Habitat: Carpenter bees cause damage to wooden structures by boring into timbers and siding to prepare nests. Carpenter bee nests weaken structural wood and leave unsightly holes and stains on building surfaces. Sound, undecayed wood without paint or bark is usually selected for nests; carpenter bees frequently attack dead wood on trees or lumber from southern yellow pine, white pine, California redwood, cedar, Douglas fir, cypress, mimosa, mulberry, ash, and pecan trees. They avoid most harder woods. The presence of carpenter bees around buildings and wooden structures can be annoying or even frightening; however, males cannot sting and females rarely attack. Carpenter bees are generally considered beneficial insects because they help pollinate various crop and noncrop plants.

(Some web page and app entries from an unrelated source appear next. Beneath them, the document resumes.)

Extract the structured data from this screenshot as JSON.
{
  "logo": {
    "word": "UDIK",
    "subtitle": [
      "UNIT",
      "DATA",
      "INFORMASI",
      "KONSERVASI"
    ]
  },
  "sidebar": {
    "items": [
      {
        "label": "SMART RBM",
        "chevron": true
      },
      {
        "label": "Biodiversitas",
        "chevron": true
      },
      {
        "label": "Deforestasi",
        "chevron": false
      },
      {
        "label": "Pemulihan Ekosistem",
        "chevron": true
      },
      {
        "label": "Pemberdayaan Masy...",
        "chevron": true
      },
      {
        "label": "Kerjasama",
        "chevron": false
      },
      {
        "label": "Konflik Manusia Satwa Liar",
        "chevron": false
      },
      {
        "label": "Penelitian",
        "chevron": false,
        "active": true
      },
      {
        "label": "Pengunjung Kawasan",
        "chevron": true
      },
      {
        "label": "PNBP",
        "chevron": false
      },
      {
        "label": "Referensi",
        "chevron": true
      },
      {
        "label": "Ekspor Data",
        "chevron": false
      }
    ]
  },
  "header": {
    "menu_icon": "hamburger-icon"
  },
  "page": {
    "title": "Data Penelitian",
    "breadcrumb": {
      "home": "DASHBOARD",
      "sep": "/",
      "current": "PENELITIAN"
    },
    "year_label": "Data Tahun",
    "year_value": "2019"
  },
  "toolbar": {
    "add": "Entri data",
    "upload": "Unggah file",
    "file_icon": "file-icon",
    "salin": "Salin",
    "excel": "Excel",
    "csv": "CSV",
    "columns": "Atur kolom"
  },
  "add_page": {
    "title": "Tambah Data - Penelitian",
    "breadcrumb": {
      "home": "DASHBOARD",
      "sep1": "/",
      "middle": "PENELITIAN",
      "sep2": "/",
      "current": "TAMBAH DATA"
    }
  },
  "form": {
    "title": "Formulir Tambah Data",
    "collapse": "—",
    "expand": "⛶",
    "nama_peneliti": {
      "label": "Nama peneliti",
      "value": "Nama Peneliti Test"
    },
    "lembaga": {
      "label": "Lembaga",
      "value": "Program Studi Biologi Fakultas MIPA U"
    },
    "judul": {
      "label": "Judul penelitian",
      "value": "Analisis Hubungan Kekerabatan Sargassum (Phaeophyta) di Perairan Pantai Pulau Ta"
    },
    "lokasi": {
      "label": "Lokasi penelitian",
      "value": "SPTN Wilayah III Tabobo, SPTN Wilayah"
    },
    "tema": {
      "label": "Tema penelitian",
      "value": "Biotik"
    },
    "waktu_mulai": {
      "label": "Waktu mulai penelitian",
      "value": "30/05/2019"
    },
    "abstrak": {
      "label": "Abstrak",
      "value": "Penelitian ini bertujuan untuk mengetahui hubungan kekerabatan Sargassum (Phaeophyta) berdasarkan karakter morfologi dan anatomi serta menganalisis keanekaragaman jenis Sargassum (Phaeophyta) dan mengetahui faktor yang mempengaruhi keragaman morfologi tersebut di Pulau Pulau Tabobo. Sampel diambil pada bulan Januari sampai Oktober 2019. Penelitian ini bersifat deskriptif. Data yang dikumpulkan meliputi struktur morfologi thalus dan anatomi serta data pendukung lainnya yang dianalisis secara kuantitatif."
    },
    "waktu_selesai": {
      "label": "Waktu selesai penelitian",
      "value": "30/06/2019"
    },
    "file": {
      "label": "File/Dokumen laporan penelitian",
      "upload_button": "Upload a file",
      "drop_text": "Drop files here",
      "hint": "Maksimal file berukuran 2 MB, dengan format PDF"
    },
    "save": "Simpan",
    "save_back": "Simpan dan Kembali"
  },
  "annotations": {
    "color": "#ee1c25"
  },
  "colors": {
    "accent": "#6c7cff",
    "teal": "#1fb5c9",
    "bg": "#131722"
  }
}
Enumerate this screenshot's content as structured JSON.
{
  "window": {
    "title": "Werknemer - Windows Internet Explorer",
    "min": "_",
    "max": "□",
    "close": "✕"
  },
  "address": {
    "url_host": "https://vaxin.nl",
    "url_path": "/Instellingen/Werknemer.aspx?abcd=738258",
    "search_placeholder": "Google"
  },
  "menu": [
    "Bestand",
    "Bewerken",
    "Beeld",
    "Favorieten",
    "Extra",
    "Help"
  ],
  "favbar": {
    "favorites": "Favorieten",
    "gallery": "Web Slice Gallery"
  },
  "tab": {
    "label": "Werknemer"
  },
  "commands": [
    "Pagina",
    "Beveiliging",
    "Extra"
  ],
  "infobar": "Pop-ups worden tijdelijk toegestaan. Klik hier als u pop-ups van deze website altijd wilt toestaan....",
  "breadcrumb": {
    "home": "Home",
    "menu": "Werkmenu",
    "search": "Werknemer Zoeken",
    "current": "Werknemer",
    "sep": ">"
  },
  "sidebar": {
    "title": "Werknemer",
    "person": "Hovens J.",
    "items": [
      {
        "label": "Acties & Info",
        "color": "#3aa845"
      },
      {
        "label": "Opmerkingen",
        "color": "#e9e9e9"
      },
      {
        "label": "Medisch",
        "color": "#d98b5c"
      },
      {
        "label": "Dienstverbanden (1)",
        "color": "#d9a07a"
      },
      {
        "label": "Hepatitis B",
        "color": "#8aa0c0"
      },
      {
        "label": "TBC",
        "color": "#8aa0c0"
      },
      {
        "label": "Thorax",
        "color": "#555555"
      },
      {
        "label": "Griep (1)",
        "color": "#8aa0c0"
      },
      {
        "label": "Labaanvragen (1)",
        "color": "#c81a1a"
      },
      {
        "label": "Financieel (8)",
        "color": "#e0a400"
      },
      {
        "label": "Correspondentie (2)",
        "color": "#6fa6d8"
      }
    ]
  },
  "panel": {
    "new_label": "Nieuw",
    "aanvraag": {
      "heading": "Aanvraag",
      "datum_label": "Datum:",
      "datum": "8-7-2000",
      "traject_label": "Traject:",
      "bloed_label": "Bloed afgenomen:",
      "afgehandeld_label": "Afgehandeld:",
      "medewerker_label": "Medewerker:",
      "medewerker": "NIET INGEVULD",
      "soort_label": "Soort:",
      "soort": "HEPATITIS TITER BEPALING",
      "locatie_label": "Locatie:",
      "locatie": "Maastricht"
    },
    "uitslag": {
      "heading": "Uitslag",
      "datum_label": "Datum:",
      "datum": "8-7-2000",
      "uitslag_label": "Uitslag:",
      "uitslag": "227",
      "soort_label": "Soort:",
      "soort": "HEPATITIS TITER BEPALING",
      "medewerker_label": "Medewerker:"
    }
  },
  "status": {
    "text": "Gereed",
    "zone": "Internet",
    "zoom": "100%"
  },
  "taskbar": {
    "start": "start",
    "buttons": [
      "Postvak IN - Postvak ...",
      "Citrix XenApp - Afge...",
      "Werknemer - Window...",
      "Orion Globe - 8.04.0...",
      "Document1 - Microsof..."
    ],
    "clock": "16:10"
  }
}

Life Cycle: Adults overwinter in nest tunnels in wood. They emerge in the spring, usually in late April or early May, and mating occurs within a few weeks. The newly fertilized female establishes a nest by burrowing into wood at right angles to the grain for about an inch. The tunnel has clean-cut, sharp edges and is 3/8 to 1/2 inch wide. The entrance and tunnels may appear like they were made with a brace and bit. The female then makes a 90 degree turn and burrows with the grain, usually for 4 to 6 inches. When the nest is completed, she places a mixture of nectar and pollen at the end and lays an egg on it. This will be the food supply for the developing larva. She then seals off the cell with a partition of chewed wood pulp. This process is repeated until 6 or 8 cells have been formed. The female may build a new nest by extending an old nest, and galleries up to 10 feet long have been formed in some cases. Larval development takes 5 or 6 weeks and new adults emerge during the summer and fall. These new adults store pollen in preparation for hibernation but do not mate and do little if any nest building. Carpenter bees frequently return to the nesting site(s) during following years.